Employers in Australia may be scrambling to update their social media and anti-bullying policies in light of a finding by the Fair Work Commission (FWC), Australia’s national workplace relations tribunal, that Facebook “unfriending” may constitute workplace bullying.
The FWC was tasked with analyzing whether Rachael Roberts — a real estate agent sales administrator — was bullied by a co-worker, Lisa Bird, and that co-worker’s husband (James Bird, also the business owner). Roberts cited many incidents she claimed left her feeling “belittled and humiliated” – including Mrs. Bird calling her a “naughty little schoolgirl running to the teacher” because Roberts had complained to Mr. Bird that her properties were not being adequately displayed in the store window.
After Mrs. Bird’s comment, Roberts left the office crying, and it occurred to her that Mrs. Bird might also post a Facebook comment about the incident. To confirm her suspicion, Roberts logged on to Facebook, only to find that Roberts had “unfriended” her – adding to Roberts’ alleged humiliation.
The FWC accepted Roberts’ bullying claim (premised on this and other incidents, such as Mrs. Bird not saying “Hello” to Roberts in the morning and delivering photocopies to all staff except Roberts) and, as to the “unfriending,” found that it “evinces a lack of emotional maturity and is indicative of unreasonable behavior.”
A complete reading of the FWC’s decision, however, does not lead to the conclusion that “unfriending” a co-worker automatically constitutes bullying. Only that “unfriending” can be considered “belittling behavior” when part of a larger pattern of hostility. In other words, the “unfriending” was the last straw in a pattern of bullying behavior and inappropriate comments.

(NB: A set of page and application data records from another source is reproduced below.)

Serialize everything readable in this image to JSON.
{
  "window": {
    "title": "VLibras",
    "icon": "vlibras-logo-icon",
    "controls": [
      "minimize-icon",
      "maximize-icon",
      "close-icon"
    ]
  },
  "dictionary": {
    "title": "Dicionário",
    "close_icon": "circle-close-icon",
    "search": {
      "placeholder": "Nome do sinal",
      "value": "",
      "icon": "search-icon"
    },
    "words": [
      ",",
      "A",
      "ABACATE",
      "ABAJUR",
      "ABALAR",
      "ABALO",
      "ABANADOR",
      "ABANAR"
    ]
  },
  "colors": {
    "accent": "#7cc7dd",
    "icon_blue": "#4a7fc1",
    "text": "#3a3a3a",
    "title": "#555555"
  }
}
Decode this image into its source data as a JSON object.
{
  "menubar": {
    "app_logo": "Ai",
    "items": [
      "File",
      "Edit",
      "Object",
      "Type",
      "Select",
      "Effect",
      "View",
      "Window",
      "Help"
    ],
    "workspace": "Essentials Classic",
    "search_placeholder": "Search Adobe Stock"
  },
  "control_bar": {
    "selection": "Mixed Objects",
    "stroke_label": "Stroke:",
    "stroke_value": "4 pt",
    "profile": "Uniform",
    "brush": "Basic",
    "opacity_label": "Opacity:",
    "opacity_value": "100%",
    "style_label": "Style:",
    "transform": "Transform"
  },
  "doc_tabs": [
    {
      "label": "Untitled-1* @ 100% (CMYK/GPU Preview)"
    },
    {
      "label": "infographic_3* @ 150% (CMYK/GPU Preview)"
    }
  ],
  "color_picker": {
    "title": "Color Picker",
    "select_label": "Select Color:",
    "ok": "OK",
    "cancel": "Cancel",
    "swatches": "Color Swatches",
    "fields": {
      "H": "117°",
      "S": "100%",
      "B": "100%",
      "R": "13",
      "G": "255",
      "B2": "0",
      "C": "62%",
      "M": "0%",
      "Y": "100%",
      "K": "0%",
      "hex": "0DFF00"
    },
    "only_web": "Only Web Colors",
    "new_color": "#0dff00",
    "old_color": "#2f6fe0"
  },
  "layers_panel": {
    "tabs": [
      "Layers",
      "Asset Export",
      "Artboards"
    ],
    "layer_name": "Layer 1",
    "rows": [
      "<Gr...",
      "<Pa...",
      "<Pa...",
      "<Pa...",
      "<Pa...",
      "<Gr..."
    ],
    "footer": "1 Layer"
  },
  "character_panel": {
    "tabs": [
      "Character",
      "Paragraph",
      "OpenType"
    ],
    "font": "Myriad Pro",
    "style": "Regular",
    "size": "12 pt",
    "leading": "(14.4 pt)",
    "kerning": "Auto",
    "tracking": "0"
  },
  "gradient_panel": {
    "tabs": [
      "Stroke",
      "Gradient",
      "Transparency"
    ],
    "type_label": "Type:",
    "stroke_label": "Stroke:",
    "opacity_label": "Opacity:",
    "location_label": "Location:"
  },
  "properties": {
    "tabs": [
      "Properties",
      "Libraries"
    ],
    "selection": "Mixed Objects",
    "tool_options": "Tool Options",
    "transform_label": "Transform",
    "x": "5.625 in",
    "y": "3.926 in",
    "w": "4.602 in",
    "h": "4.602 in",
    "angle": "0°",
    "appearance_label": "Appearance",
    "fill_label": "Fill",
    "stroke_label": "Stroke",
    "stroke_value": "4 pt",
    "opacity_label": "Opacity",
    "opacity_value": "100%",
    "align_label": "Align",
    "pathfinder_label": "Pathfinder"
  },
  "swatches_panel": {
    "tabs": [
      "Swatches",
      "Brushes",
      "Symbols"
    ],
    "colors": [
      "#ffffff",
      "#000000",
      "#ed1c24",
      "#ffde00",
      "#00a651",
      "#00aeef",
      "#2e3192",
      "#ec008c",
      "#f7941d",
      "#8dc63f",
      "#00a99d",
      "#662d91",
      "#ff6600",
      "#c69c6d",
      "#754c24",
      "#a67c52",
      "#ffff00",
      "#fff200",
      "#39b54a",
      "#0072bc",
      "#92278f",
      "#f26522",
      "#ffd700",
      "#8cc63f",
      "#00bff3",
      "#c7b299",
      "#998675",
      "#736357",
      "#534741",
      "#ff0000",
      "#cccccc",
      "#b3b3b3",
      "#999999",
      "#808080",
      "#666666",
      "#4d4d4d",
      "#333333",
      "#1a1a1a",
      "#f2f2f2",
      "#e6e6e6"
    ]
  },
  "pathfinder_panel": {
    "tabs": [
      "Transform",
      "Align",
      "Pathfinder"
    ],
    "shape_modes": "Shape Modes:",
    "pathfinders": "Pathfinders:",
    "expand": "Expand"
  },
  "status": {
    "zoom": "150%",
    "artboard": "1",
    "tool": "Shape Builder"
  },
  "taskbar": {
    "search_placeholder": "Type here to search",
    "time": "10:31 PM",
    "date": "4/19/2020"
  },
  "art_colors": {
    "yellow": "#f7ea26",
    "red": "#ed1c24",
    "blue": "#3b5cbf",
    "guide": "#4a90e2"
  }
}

It bears noting that while a workplace anti-bullying law has been proposed in Florida, the law has not yet passed. That is not to say, however, that workplace bullying based on a protected category — such as race, disability, or religion — is lawful or should be tolerated.
The other take-away here is that while “unfriending a co-worker” alone would likely not constitute bullying, it’s important to implement and update anti-bullying and social media policies — and to train employees (particularly managers) about the potential pitfalls of social media usage. Social media policies should be easily understood, should contain specific examples of social media “do’s and don’ts,” and should be enforced consistently.